Days after Sigma Alpha Epsilon’s (SAE) Back to School Party– traditionally the first all-campus party of the year on the first Monday of class– was closed to those without invitation wristbands, Kappa Sigma opened their doors for the first all-campus party, Eurotrash, which was dry this year.
The new alcohol policies within fraternities come amid a larger conversation between administrators and fraternity leaders about the relationship between the Greek system, campus alcohol culture and the freshman experience.
On the first day of classes, a group of Kappa Sigma fraternity members stationed themselves on a grassy patch east of Meyer Library and offered passers-by campus maps and cookies. Before long, Resident Fellows from a nearby freshman dorm came out to express their disapproval.
“Kappa Sigma, having come off two years of long and arduous review, is trying to say, ‘Hey, we want to get out there and show we’re not all about handing out shots,’” Associate Dean of Residential Education Nate Boswell said.
This incident only highlights communication problems that some Greek students and University administrators feel plagues Stanford’s social system.
“There are plenty of perceptions in all sorts of pockets on campus of what it means to be a Resident Fellow, to be in a fraternity, to be in a sorority,” Boswell said. “If they were being a nuisance or difficult or anything like that, that’s one thing. If they were trying to be visible, that is something we want. We want them to show up in responsible ways.”
The communication problems between Greek life and freshman dorm life often center around alcohol, and often come to a head during spring quarter’s fraternity and sorority rush period.
“We’ve got folks who are on the Row saying, ‘Hey, could you take better care of your frosh over there because I don’t want them showing up drunk at my house,” Dean of ResEd Deborah Golder said. “Then I’ve got RFs and staff in the frosh houses saying, ‘Hey, during new member recruitment you trash our houses, you send drunk people, your new members come running through our houses wreaking havoc.”
To make an attempt at bridging that gap, fraternity members made the rounds at freshman house meetings during the first week of classes to demystify the Greek system and lay out their expectations of the freshman, some of whom will invariably find themselves in a fraternity on Friday or Saturday nights.
Many of those expectations, and the initiative that brought fraternity members to freshman dorms, are a result of the risk that a fraternity with open doors to the campus is also opening its doors to students who will neglect the house’s property and cause costly damages, as well as raise concerns about responsibility for alcohol poisoning-related transports.

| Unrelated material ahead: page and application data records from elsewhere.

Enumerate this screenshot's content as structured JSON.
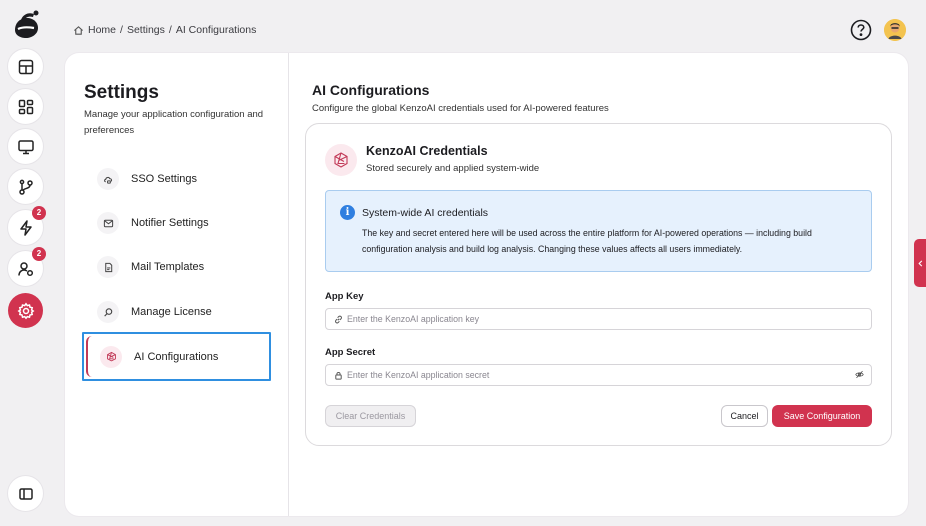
{
  "breadcrumb": {
    "home": "Home",
    "sep1": "/",
    "settings": "Settings",
    "sep2": "/",
    "current": "AI Configurations"
  },
  "rail": {
    "badges": {
      "activity": "2",
      "user_settings": "2"
    }
  },
  "settings": {
    "title": "Settings",
    "subtitle": "Manage your application configuration and preferences",
    "items": [
      {
        "label": "SSO Settings",
        "icon": "cloud-lock-icon"
      },
      {
        "label": "Notifier Settings",
        "icon": "mail-icon"
      },
      {
        "label": "Mail Templates",
        "icon": "file-icon"
      },
      {
        "label": "Manage License",
        "icon": "key-search-icon"
      },
      {
        "label": "AI Configurations",
        "icon": "ai-icon",
        "active": true
      }
    ]
  },
  "content": {
    "title": "AI Configurations",
    "subtitle": "Configure the global KenzoAI credentials used for AI-powered features",
    "card": {
      "title": "KenzoAI Credentials",
      "subtitle": "Stored securely and applied system-wide",
      "info": {
        "title": "System-wide AI credentials",
        "body": "The key and secret entered here will be used across the entire platform for AI-powered operations — including build configuration analysis and build log analysis. Changing these values affects all users immediately."
      },
      "app_key": {
        "label": "App Key",
        "value": "",
        "placeholder": "Enter the KenzoAI application key"
      },
      "app_secret": {
        "label": "App Secret",
        "value": "",
        "placeholder": "Enter the KenzoAI application secret"
      },
      "buttons": {
        "clear": "Clear Credentials",
        "cancel": "Cancel",
        "save": "Save Configuration"
      }
    }
  },
  "colors": {
    "accent": "#d1334f",
    "info_bg": "#e6f1fd",
    "info_border": "#a9ccef",
    "focus_outline": "#2f8fe0"
  }
}
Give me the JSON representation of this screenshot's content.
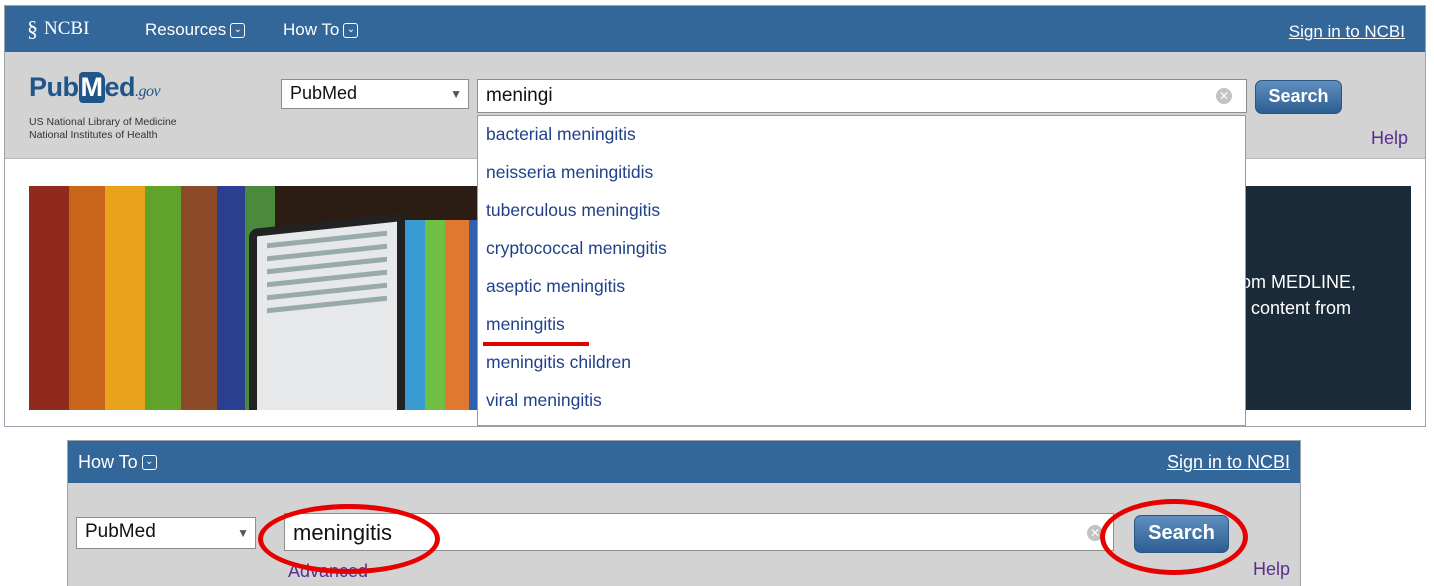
{
  "top": {
    "ncbi_label": "NCBI",
    "resources_label": "Resources",
    "howto_label": "How To",
    "signin_label": "Sign in to NCBI",
    "logo_main": "Pub",
    "logo_m": "M",
    "logo_rest": "ed",
    "logo_gov": ".gov",
    "nlm_line1": "US National Library of Medicine",
    "nlm_line2": "National Institutes of Health",
    "db_selected": "PubMed",
    "query_value": "meningi",
    "search_label": "Search",
    "help_label": "Help",
    "banner_line1": "om MEDLINE,",
    "banner_line2": "t content from",
    "suggestions": [
      "bacterial meningitis",
      "neisseria meningitidis",
      "tuberculous meningitis",
      "cryptococcal meningitis",
      "aseptic meningitis",
      "meningitis",
      "meningitis children",
      "viral meningitis"
    ]
  },
  "bottom": {
    "howto_label": "How To",
    "signin_label": "Sign in to NCBI",
    "db_selected": "PubMed",
    "query_value": "meningitis",
    "search_label": "Search",
    "advanced_label": "Advanced",
    "help_label": "Help"
  },
  "colors": {
    "header_blue": "#336699",
    "link_purple": "#5a2d8f",
    "annotation_red": "#e80000"
  }
}
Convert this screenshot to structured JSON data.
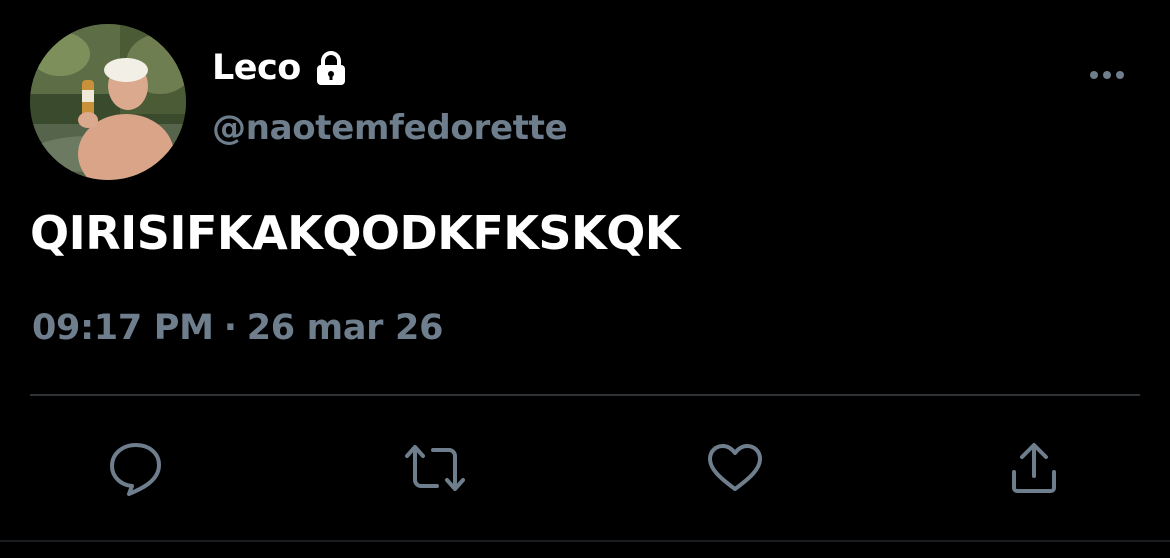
{
  "user": {
    "display_name": "Leco",
    "handle": "@naotemfedorette",
    "protected_icon": "lock-icon",
    "avatar_icon": "profile-photo"
  },
  "tweet": {
    "text": "QIRISIFKAKQODKFKSKQK",
    "time": "09:17 PM",
    "separator": "·",
    "date": "26 mar 26"
  },
  "actions": [
    {
      "name": "reply",
      "icon": "speech-bubble-icon"
    },
    {
      "name": "retweet",
      "icon": "retweet-icon"
    },
    {
      "name": "like",
      "icon": "heart-icon"
    },
    {
      "name": "share",
      "icon": "share-icon"
    }
  ],
  "more_icon": "ellipsis-icon",
  "colors": {
    "background": "#000000",
    "primary_text": "#ffffff",
    "secondary_text": "#6e7e8c",
    "divider": "#2f3336",
    "icon": "#6e7e8c"
  }
}
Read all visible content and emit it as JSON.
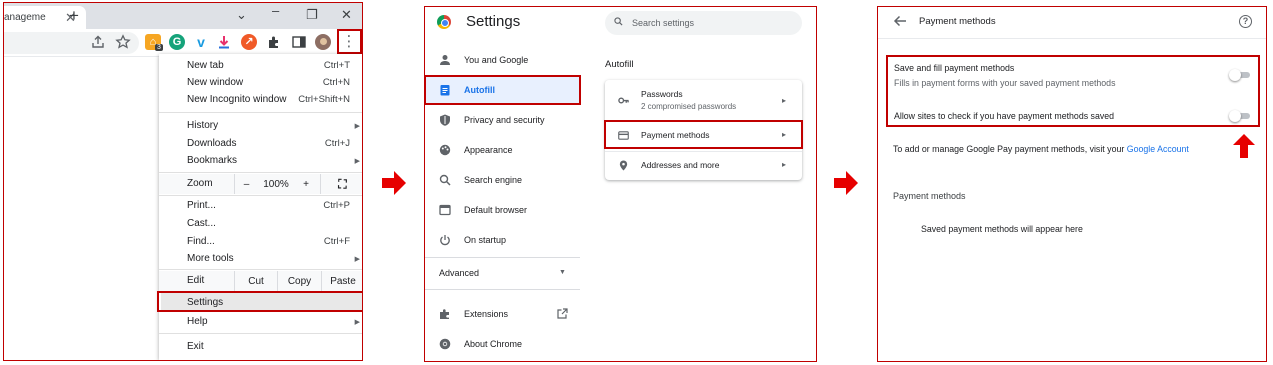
{
  "colors": {
    "highlight": "#c00000",
    "flow_arrow": "#e60000",
    "accent": "#1a73e8"
  },
  "browser": {
    "tab_title": "anageme",
    "menu": {
      "new_tab": "New tab",
      "new_tab_key": "Ctrl+T",
      "new_window": "New window",
      "new_window_key": "Ctrl+N",
      "incognito": "New Incognito window",
      "incognito_key": "Ctrl+Shift+N",
      "history": "History",
      "downloads": "Downloads",
      "downloads_key": "Ctrl+J",
      "bookmarks": "Bookmarks",
      "zoom": "Zoom",
      "zoom_minus": "–",
      "zoom_level": "100%",
      "zoom_plus": "+",
      "print": "Print...",
      "print_key": "Ctrl+P",
      "cast": "Cast...",
      "find": "Find...",
      "find_key": "Ctrl+F",
      "more_tools": "More tools",
      "edit": "Edit",
      "cut": "Cut",
      "copy": "Copy",
      "paste": "Paste",
      "settings": "Settings",
      "help": "Help",
      "exit": "Exit"
    },
    "extension_badge": "3"
  },
  "settings": {
    "title": "Settings",
    "search_placeholder": "Search settings",
    "nav": {
      "you_and_google": "You and Google",
      "autofill": "Autofill",
      "privacy": "Privacy and security",
      "appearance": "Appearance",
      "search_engine": "Search engine",
      "default_browser": "Default browser",
      "on_startup": "On startup",
      "advanced": "Advanced",
      "extensions": "Extensions",
      "about": "About Chrome"
    },
    "section": "Autofill",
    "rows": {
      "passwords": "Passwords",
      "passwords_sub": "2 compromised passwords",
      "payment_methods": "Payment methods",
      "addresses": "Addresses and more"
    }
  },
  "payment": {
    "title": "Payment methods",
    "save_fill_label": "Save and fill payment methods",
    "save_fill_sub": "Fills in payment forms with your saved payment methods",
    "save_fill_enabled": false,
    "allow_check_label": "Allow sites to check if you have payment methods saved",
    "allow_check_enabled": false,
    "gpay_text": "To add or manage Google Pay payment methods, visit your",
    "gpay_link": "Google Account",
    "section_title": "Payment methods",
    "empty_text": "Saved payment methods will appear here"
  }
}
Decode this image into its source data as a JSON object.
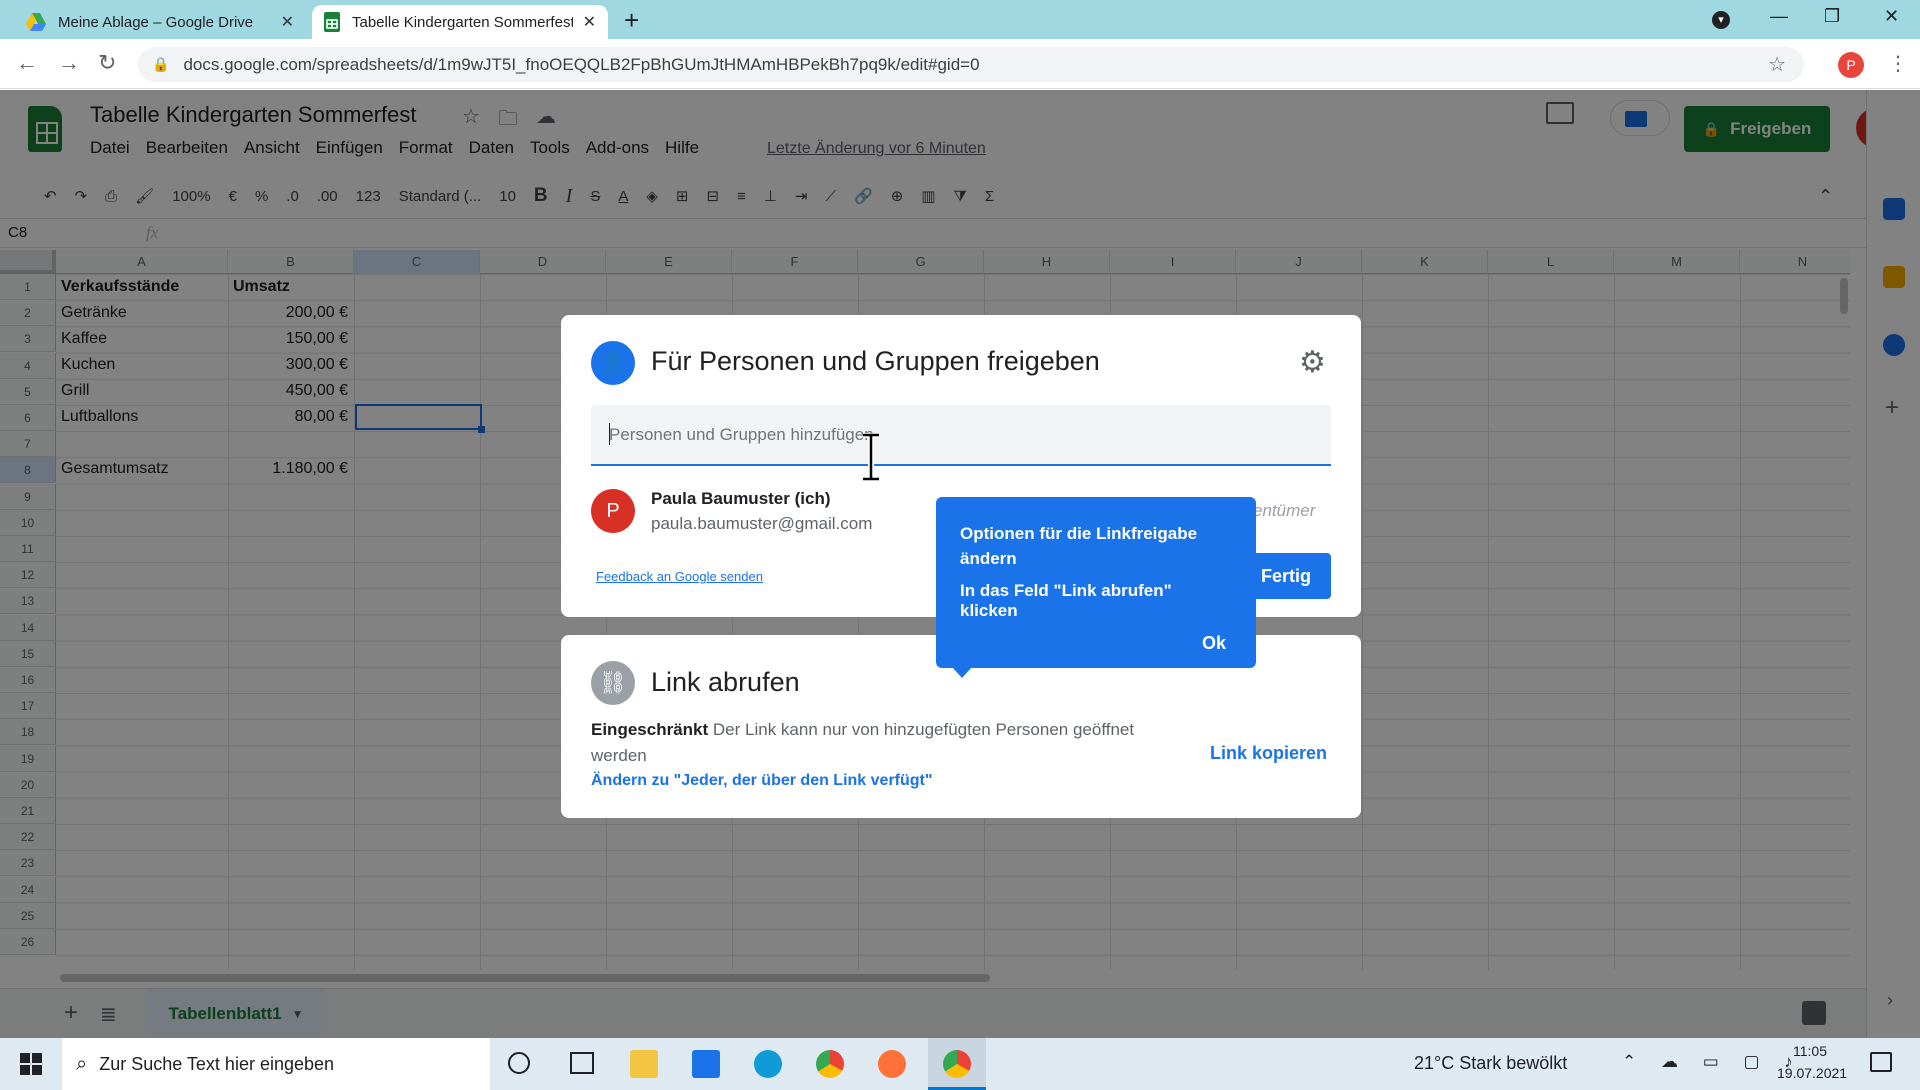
{
  "browser": {
    "tabs": [
      {
        "title": "Meine Ablage – Google Drive"
      },
      {
        "title": "Tabelle Kindergarten Sommerfest"
      }
    ],
    "url": "docs.google.com/spreadsheets/d/1m9wJT5I_fnoOEQQLB2FpBhGUmJtHMAmHBPekBh7pq9k/edit#gid=0",
    "profile_initial": "P"
  },
  "sheets": {
    "title": "Tabelle Kindergarten Sommerfest",
    "menu": [
      "Datei",
      "Bearbeiten",
      "Ansicht",
      "Einfügen",
      "Format",
      "Daten",
      "Tools",
      "Add-ons",
      "Hilfe"
    ],
    "last_edit": "Letzte Änderung vor 6 Minuten",
    "share_label": "Freigeben",
    "avatar_initial": "P",
    "toolbar": {
      "zoom": "100%",
      "currency": "€",
      "percent": "%",
      "decimal_less": ".0",
      "decimal_more": ".00",
      "number_format": "123",
      "font": "Standard (...",
      "font_size": "10"
    },
    "name_box": "C8",
    "fx": "fx",
    "columns": [
      "A",
      "B",
      "C",
      "D",
      "E",
      "F",
      "G",
      "H",
      "I",
      "J",
      "K",
      "L",
      "M",
      "N"
    ],
    "rows": [
      "1",
      "2",
      "3",
      "4",
      "5",
      "6",
      "7",
      "8",
      "9",
      "10",
      "11",
      "12",
      "13",
      "14",
      "15",
      "16",
      "17",
      "18",
      "19",
      "20",
      "21",
      "22",
      "23",
      "24",
      "25",
      "26"
    ],
    "cells": {
      "a1": "Verkaufsstände",
      "b1": "Umsatz",
      "a2": "Getränke",
      "b2": "200,00 €",
      "a3": "Kaffee",
      "b3": "150,00 €",
      "a4": "Kuchen",
      "b4": "300,00 €",
      "a5": "Grill",
      "b5": "450,00 €",
      "a6": "Luftballons",
      "b6": "80,00 €",
      "a8": "Gesamtumsatz",
      "b8": "1.180,00 €"
    },
    "sheet_tab": "Tabellenblatt1"
  },
  "share_dialog": {
    "heading": "Für Personen und Gruppen freigeben",
    "input_placeholder": "Personen und Gruppen hinzufügen",
    "owner": {
      "initial": "P",
      "name": "Paula Baumuster (ich)",
      "email": "paula.baumuster@gmail.com",
      "role": "entümer"
    },
    "feedback": "Feedback an Google senden",
    "done": "Fertig"
  },
  "link_dialog": {
    "heading": "Link abrufen",
    "restriction": "Eingeschränkt",
    "description": "Der Link kann nur von hinzugefügten Personen geöffnet werden",
    "change": "Ändern zu \"Jeder, der über den Link verfügt\"",
    "copy": "Link kopieren"
  },
  "tooltip": {
    "title": "Optionen für die Linkfreigabe ändern",
    "body": "In das Feld \"Link abrufen\" klicken",
    "ok": "Ok"
  },
  "taskbar": {
    "search_placeholder": "Zur Suche Text hier eingeben",
    "weather": "21°C  Stark bewölkt",
    "time": "11:05",
    "date": "19.07.2021"
  },
  "colors": {
    "accent": "#1a73e8",
    "sheets_green": "#188038",
    "avatar_red": "#d93025"
  }
}
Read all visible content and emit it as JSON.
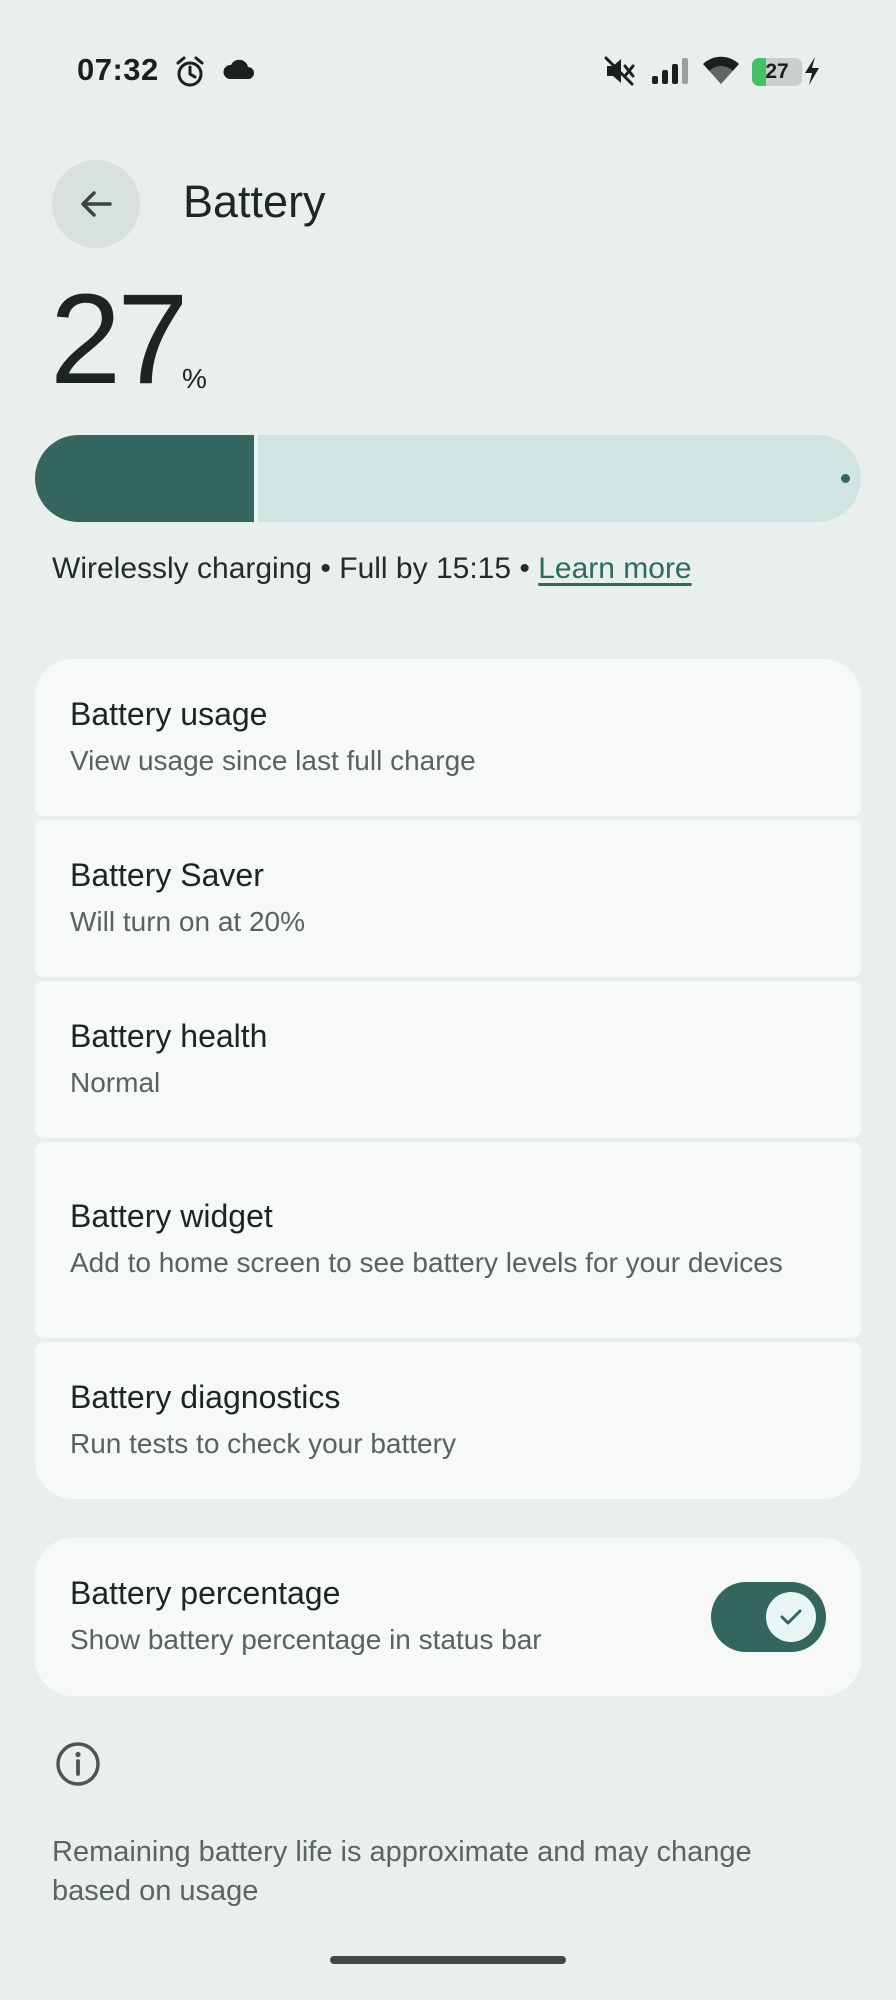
{
  "status_bar": {
    "time": "07:32",
    "battery_level": "27",
    "battery_fraction": 0.27,
    "icons": [
      "alarm-icon",
      "cloud-icon",
      "mute-icon",
      "signal-icon",
      "wifi-icon",
      "battery-icon",
      "charging-bolt-icon"
    ]
  },
  "header": {
    "back_icon": "arrow-back-icon",
    "title": "Battery"
  },
  "battery": {
    "level": "27",
    "unit": "%",
    "level_fraction": 0.27,
    "charge_status": "Wirelessly charging • Full by 15:15 • ",
    "learn_more": "Learn more"
  },
  "settings": [
    {
      "title": "Battery usage",
      "subtitle": "View usage since last full charge"
    },
    {
      "title": "Battery Saver",
      "subtitle": "Will turn on at 20%"
    },
    {
      "title": "Battery health",
      "subtitle": "Normal"
    },
    {
      "title": "Battery widget",
      "subtitle": "Add to home screen to see battery levels for your devices"
    },
    {
      "title": "Battery diagnostics",
      "subtitle": "Run tests to check your battery"
    }
  ],
  "battery_percentage": {
    "title": "Battery percentage",
    "subtitle": "Show battery percentage in status bar",
    "enabled": true
  },
  "footer": {
    "info_icon": "info-icon",
    "note": "Remaining battery life is approximate and may change based on usage"
  },
  "colors": {
    "accent": "#34655f",
    "background": "#e9efed",
    "card": "#f6f9f8",
    "meter_track": "#d0e5e2",
    "status_battery": "#44c06b"
  }
}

“Fraternities have been seen as jungle gyms at all-campus parties for people to do whatever they want and there are no consequences” Kappa Alpha (KA) president James Balassone ’13 said.
“We really want to take more responsibility over who comes in, how they come in, what state they come in,” Balassone also said, emphasizing that fraternities often must share the responsibility for students who arrive at the fraternity having consumed an irresponsible amount of alcohol elsewhere.
According to President of SAE Nelson Estrada ’13, many of the alcohol-related transports at last year’s Back to School party were students in the entrance line who had yet to enter the party.
The issue of immediate liability is not the only impetus for the increased caution at parties and Greek-to-freshmen outreach thus far this year. Fraternities are also protecting themselves from the more abstract type of damage that can be accrued over long periods: the risk of no longer being housed.
Until Kappa Sigma lost its house two years ago, no fraternity had lost its house in a decade and institutional memory had been lost since the 1990s when turnover of Greek houses was almost constant.
“Of course, when there’s a consequence, people are going to pay attention,” Boswell said. “There hadn’t been a consequence like that for 10 or 12 years.”
For students in KA, recent Greek issues have made the risks all the more real and have motivated change.
“People are realizing that we have a lot of control over the consequences if we become better at managing the situations,” Balassone said.
Fraternities and, to a lesser extent, sororities, have an unusual platform from which to effect change among the student body, because they provide a crucial service to the rest of the student body: throwing parties.
“They have a lot of political capital in the social life and I think people would take their lead,” Director of the Office for Alcohol Policy and Education Ralph Castro said. “That’s where people go for parties and events, so if they are setting clear expectations about what they want from partygoers in their home as it relates to alcohol, then I think they can be influential.”
One of the biggest windows of opportunity to change the culture surrounding alcohol and party-going on campus lies in the new freshman class. For example, the Class of 2016 has yet to attend an all-campus party at which there was alcohol service.
However, continuing the current increased level of caution on the Row is not without its risks.
“Going to college parties was something [freshmen] had in their head before they came to college, and now they’re here and they want to experience that,” Wilbur Resident Assitant (RA) and Sigma Nu member Kevin Hurlbutt ’14 said.
Hurlbutt warned that preventing freshmen from obtaining alcohol at fraternities could cause an alcohol consumption whiplash back to the freshmen dorms.
“To me, that seems like it might cause people to just pregame more beforehand if freshmen hear about [the parties being dry], which is obviously exactly what we don’t want to happen,” Hurlbutt said. “That’s the biggest problem we have.”
Hurlbutt’s fellow RA, Frederik Groce ’14, said his freshmen gave generally positive reports of their first (dry) all-campus party– with one exception.
“It was a great experience for those that were looking for that sort of experience,” Groce wrote in an email to The Daily. “The only negative I can think of was that perhaps some students were disappointed by the lack of alcohol.”
Statistically, many of those students would have had one of their first experiences with alcohol culture at the fraternity house. Stanford’s incoming student body routinely has a significantly higher percentage of students without experience in an “active drinking culture” than the national average, leaving freshmen to find their way around alcohol during their first few months as college students.
“What’s happening is they are coming to Stanford not as drinkers and they’re becoming drinkers when they’re here,” Golder said. “We are very high achieving, and we’re blowing that curve.”